The loud noise of the helicopter blades made Sally uncomfortable. For several months, she would race the hallway in Holmes' second-floor apartment whenever she heard the helicopter approach - or take off from - the hospital.
"Eventually she settled down. She would jump off the bed whenever she heard the helicopter approach or take off, but she stopped racing the halls," Holmes said.
One of Sally's joys, besides eating, of course, is burying herself in a blanket and hiding in "her tent," as one friend noted.
Several years ago, Phil had a medical scare of sorts in the middle of the night.
"I awoke with this heaviness on my chest and thought 'Am I having a heart attack?' Then I realized Sally, then weighing a healthy 14 pounds, was sitting on top of me," Holmes said.
"While Sally is very friendly to me, I'm afraid she is pretty much a loner, even more so as she has aged," Holmes said.
In 2008, local artist Eve Archer, using a photo from 2007, did a painting of Sally.
A retired Williamsport Area School District art teacher, Eve featured Sally's painting among those she had on display at the Ways Garden Arts and Crafts Show in early June of that year.
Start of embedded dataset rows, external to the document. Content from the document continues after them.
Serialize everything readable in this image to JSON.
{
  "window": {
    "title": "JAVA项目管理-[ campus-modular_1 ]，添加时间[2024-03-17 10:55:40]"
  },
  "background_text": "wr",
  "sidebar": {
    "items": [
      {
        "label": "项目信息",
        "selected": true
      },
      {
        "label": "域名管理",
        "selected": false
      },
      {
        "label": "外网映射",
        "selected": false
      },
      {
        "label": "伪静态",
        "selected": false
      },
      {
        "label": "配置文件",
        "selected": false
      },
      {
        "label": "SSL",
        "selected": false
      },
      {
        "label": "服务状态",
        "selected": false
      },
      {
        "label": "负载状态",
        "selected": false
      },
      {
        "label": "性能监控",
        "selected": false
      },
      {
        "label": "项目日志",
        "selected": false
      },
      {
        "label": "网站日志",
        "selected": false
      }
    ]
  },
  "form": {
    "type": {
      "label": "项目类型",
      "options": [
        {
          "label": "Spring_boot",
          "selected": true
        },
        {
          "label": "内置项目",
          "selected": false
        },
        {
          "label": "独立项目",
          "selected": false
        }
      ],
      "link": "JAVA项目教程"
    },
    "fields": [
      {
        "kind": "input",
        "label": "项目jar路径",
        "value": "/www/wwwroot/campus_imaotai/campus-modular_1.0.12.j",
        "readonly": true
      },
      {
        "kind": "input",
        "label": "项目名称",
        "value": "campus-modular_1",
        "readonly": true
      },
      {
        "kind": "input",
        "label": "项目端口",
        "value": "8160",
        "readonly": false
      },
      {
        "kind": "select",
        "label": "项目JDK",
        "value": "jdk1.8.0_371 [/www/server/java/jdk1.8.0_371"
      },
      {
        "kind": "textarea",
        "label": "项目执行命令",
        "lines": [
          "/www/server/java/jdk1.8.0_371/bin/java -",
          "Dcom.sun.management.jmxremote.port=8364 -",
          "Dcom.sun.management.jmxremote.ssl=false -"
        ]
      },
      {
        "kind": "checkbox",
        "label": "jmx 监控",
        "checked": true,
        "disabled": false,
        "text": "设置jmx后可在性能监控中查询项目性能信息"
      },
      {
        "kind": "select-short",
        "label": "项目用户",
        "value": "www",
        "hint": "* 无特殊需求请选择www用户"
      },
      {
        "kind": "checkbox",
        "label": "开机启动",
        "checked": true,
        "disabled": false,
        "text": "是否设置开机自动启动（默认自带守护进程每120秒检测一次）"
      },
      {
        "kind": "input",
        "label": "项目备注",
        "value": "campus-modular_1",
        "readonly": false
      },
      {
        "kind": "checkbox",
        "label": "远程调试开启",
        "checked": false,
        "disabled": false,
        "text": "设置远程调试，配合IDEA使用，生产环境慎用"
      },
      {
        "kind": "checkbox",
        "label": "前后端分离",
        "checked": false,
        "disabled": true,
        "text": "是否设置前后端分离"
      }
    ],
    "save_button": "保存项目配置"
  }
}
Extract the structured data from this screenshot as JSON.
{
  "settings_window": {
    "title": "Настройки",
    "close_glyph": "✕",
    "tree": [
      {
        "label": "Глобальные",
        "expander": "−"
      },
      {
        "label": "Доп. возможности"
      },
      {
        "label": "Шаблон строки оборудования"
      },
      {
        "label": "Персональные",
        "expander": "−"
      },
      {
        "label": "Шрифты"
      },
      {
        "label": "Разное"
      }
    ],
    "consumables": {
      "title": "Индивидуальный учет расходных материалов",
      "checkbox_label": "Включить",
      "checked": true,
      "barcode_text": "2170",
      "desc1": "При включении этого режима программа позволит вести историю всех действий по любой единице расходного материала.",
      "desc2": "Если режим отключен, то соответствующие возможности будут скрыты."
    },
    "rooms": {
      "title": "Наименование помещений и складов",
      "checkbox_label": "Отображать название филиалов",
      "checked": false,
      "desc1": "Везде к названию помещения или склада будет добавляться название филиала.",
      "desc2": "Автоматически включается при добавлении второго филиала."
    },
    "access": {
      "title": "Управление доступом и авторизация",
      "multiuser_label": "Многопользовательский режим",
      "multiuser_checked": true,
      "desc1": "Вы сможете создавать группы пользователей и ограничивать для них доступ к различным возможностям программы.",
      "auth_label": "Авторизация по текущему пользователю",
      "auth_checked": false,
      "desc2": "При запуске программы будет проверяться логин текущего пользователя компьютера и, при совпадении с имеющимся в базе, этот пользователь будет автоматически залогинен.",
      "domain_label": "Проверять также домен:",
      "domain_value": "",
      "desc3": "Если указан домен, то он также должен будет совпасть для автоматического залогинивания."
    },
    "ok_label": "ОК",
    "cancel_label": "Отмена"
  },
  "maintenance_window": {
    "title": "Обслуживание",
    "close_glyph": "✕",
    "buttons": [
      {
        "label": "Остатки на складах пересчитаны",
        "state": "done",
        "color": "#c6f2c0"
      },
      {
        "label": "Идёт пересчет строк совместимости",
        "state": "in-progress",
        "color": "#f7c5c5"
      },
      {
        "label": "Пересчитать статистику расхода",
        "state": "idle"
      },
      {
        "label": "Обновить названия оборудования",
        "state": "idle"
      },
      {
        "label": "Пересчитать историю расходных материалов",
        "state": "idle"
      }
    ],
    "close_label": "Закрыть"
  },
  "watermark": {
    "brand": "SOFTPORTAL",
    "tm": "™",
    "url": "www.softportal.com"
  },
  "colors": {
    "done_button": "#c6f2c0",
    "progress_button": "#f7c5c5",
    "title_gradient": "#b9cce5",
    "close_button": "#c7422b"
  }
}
"For the most part, Sally has been in excellent health. She gets good care at home and excellent care at the Loyalsock Animal Hospital," Holmes said.
A few months after Sally was born, Time magazine named Bill Clinton its Man of the Year for 1992.
Anyone who saw the recent Democratic National Convention knows that Bill Clinton is still around, so is Sally Cat.
Happy Birthday, Sally.